Required work:
Line by line, please look for the word "Поиск" in the following records, then copy each line you find it in.

------------------------------------

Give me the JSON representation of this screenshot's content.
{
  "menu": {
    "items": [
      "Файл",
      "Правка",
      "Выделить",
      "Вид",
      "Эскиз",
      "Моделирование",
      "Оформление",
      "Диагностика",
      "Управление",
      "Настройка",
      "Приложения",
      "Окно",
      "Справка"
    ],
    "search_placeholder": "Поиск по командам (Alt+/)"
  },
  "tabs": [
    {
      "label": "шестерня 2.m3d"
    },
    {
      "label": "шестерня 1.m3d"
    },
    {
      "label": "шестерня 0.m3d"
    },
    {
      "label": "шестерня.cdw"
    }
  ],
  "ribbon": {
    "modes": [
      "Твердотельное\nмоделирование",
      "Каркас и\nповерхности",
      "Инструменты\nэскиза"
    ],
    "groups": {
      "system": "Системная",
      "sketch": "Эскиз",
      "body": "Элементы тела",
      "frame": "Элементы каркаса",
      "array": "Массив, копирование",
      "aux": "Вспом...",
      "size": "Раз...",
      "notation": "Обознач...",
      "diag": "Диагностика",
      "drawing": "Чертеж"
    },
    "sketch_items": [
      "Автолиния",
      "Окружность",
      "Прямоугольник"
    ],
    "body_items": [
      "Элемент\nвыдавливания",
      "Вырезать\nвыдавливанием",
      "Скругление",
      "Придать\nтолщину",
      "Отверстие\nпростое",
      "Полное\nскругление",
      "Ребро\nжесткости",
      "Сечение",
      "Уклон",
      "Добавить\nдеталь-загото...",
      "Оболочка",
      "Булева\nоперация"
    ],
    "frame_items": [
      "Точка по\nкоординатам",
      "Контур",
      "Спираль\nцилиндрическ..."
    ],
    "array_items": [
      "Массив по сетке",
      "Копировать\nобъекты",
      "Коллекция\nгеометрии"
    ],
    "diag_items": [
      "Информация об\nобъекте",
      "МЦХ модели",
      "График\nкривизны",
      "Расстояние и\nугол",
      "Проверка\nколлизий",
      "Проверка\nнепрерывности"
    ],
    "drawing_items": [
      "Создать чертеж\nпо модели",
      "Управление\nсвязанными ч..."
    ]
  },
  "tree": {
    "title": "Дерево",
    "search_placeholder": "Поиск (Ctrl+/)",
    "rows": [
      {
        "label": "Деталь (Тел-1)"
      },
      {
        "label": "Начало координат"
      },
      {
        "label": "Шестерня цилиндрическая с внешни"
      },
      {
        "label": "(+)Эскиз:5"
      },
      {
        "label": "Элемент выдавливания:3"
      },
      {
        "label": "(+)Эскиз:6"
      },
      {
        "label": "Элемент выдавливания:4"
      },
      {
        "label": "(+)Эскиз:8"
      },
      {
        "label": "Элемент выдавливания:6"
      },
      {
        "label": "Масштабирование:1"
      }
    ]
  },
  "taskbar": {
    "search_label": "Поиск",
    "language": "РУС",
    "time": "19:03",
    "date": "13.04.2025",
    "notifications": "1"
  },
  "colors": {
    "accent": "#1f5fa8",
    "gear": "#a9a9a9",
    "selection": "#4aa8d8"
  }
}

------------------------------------

Task solution:
    "search_placeholder": "Поиск по командам (Alt+/)"
    "search_placeholder": "Поиск (Ctrl+/)",
    "search_label": "Поиск",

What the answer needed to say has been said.